Placing feet in the right place concerns robots and runners, and almost all bipeds and tetrapods. Here is an article of interest to in Runners. The UKs Royal Veterinary College (and Oregon State University) have often studied small crouching creatures and large upright birds such as ostrich. The mass of these birds ranges from 0.2kg to 117kg, so the strategy for movement could be extremely varied.

Aleksandra Birn-Jeffrey, Monica Daley and 4 colleagues published their findings in the science journal JEB as Don't break a leg: running birds from quail to ostrich prioritise leg safety and economy on uneven terrain. Being bipedal, stability of the body seemed likely to be a priority, but the maintenance of consistent forces from the running legs was found to be more important. Economy in terms of energy expended and the safety of the legs turned out to be major results of that consistent running mode, no matter how uneven the ground was.

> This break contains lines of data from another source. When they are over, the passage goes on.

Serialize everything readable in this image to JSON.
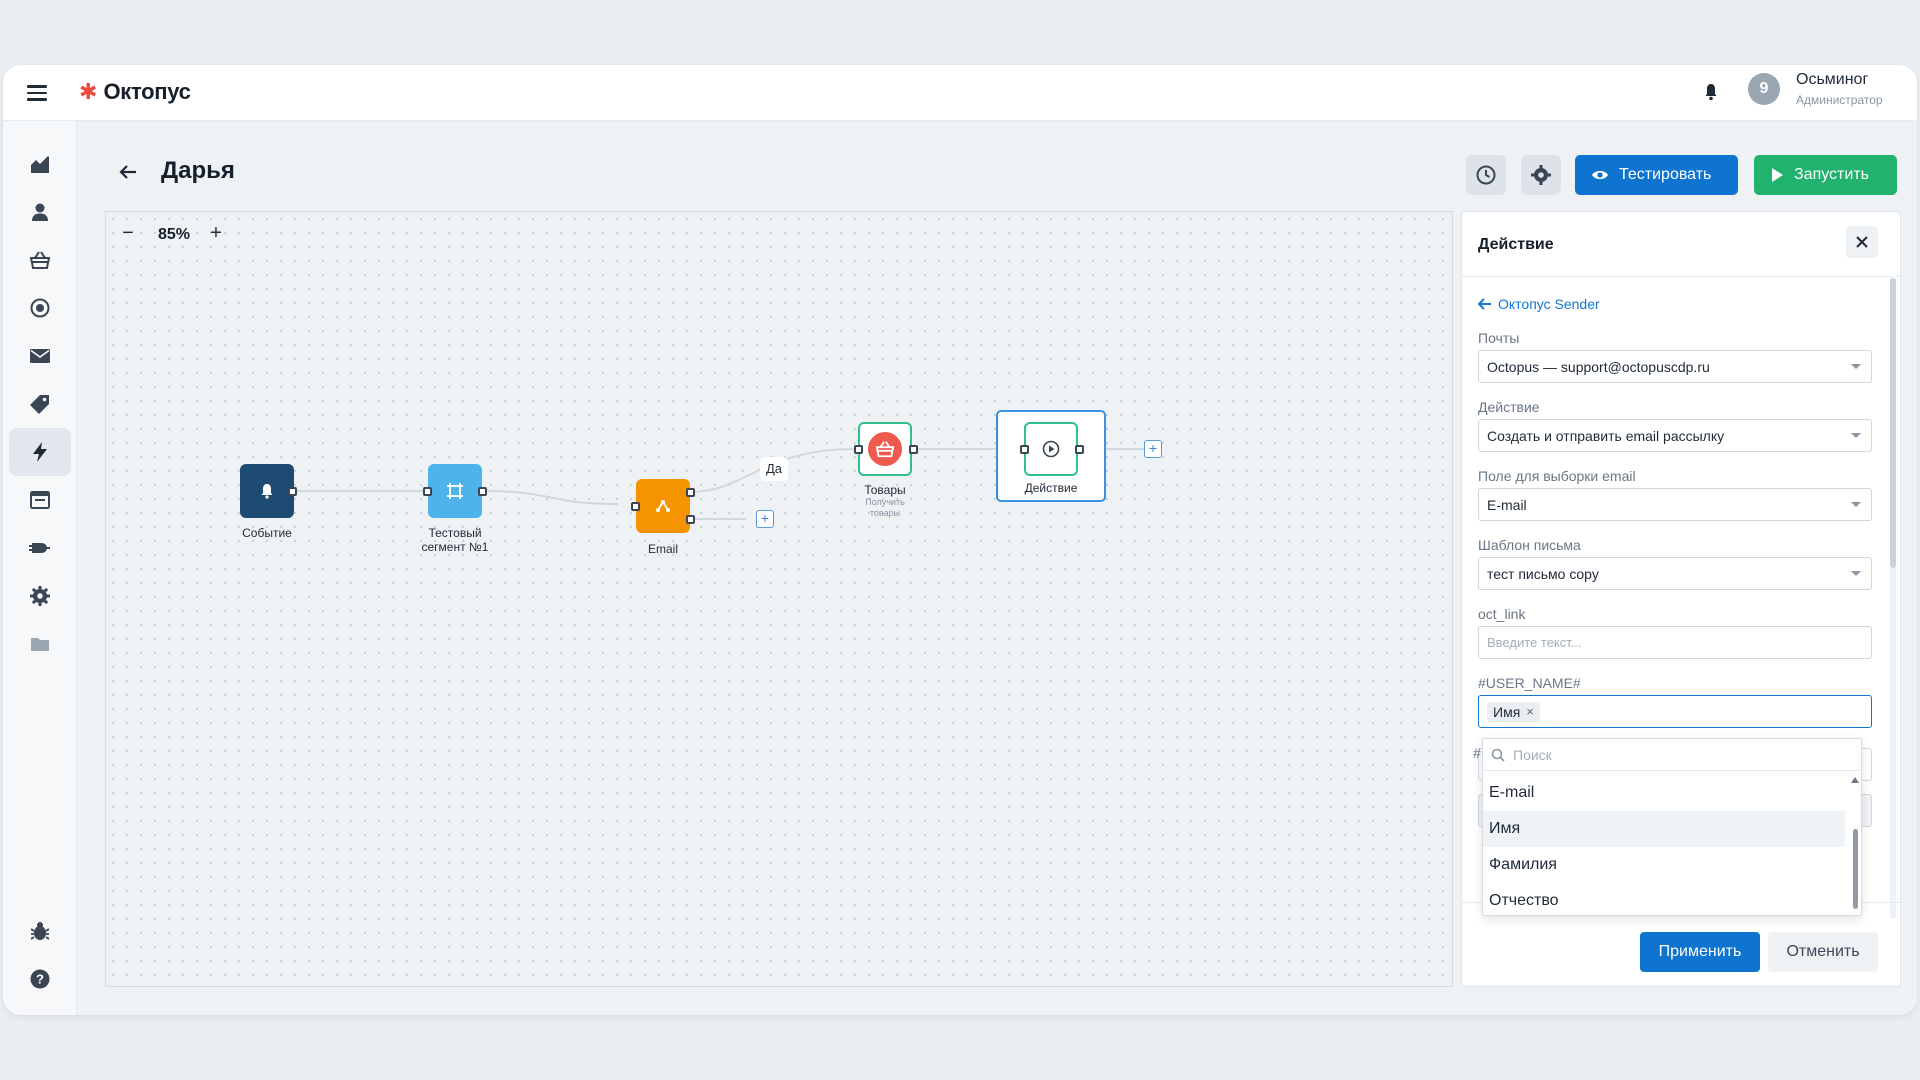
{
  "header": {
    "logo_text": "Октопус",
    "user": {
      "name": "Осьминог",
      "role": "Администратор",
      "avatar_letter": "9"
    }
  },
  "sidebar": {
    "items": [
      {
        "icon": "analytics-icon"
      },
      {
        "icon": "user-icon"
      },
      {
        "icon": "basket-icon"
      },
      {
        "icon": "target-icon"
      },
      {
        "icon": "mail-icon"
      },
      {
        "icon": "tag-icon"
      },
      {
        "icon": "lightning-icon",
        "active": true
      },
      {
        "icon": "forms-icon"
      },
      {
        "icon": "plug-icon"
      },
      {
        "icon": "gear-icon"
      },
      {
        "icon": "folder-icon"
      }
    ],
    "bottom": [
      {
        "icon": "bug-icon"
      },
      {
        "icon": "help-icon"
      }
    ]
  },
  "page": {
    "title": "Дарья",
    "test_label": "Тестировать",
    "run_label": "Запустить"
  },
  "canvas": {
    "zoom": "85%",
    "nodes": {
      "event": {
        "label": "Событие",
        "color": "#1d4b72"
      },
      "segment": {
        "label": "Тестовый сегмент №1",
        "color": "#4db3ea"
      },
      "email": {
        "label": "Email",
        "color": "#f59300"
      },
      "goods": {
        "label": "Товары",
        "sublabel": "Получить товары",
        "color": "#ee5a4e"
      },
      "action": {
        "label": "Действие",
        "color": "#2fbf8a"
      }
    },
    "branch_label": "Да"
  },
  "panel": {
    "title": "Действие",
    "back_link": "Октопус Sender",
    "fields": [
      {
        "label": "Почты",
        "value": "Octopus — support@octopuscdp.ru"
      },
      {
        "label": "Действие",
        "value": "Создать и отправить email рассылку"
      },
      {
        "label": "Поле для выборки email",
        "value": "E-mail"
      },
      {
        "label": "Шаблон письма",
        "value": "тест письмо copy"
      },
      {
        "label": "oct_link",
        "placeholder": "Введите текст..."
      },
      {
        "label": "#USER_NAME#",
        "chip": "Имя"
      }
    ],
    "hidden_label_char": "#",
    "dropdown": {
      "search_placeholder": "Поиск",
      "options": [
        "E-mail",
        "Имя",
        "Фамилия",
        "Отчество"
      ]
    },
    "apply_label": "Применить",
    "cancel_label": "Отменить"
  }
}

When birds first flew, it would have given them ecological advantages. If take-off speed was a precursor, however, then running in a stable manner could have influenced avian evolution too. The stability of the animal does seem to be a control priority for many species. As all birds are dynamically similar as they approach a step obstacle (from 0.1 to 0.5 times their leg length), the leap they make onto the object seems to be followed by a crouch that keeps them stable there. The forces exerted in the procedure showed up how they negotiated the steps. They all jump off with extended legs.

Some ostriches used in the experimental work had to be reared from chicks for 2 years, so that their imprinting on humans could be used to decrease any aggression and enable handling. These big guys were expected to vault upward and then immediately step down, but every bird performed the basic crouch on top of the step.

With an Oregon University computer model, the runners could be modelled exactly. They discovered 2 alternative “task level priorities.” The prioritisation off stability and returning to the steady gait required for running was one. The other involved minimising the costs to the bird in energy exertion. The model simulated the cautious responses of all of the birds if the leg posture was carefully controlled to avoid the leg being overloaded.

Next, a very stable, bipedal robotic ostrich which we will all find very useful for ---?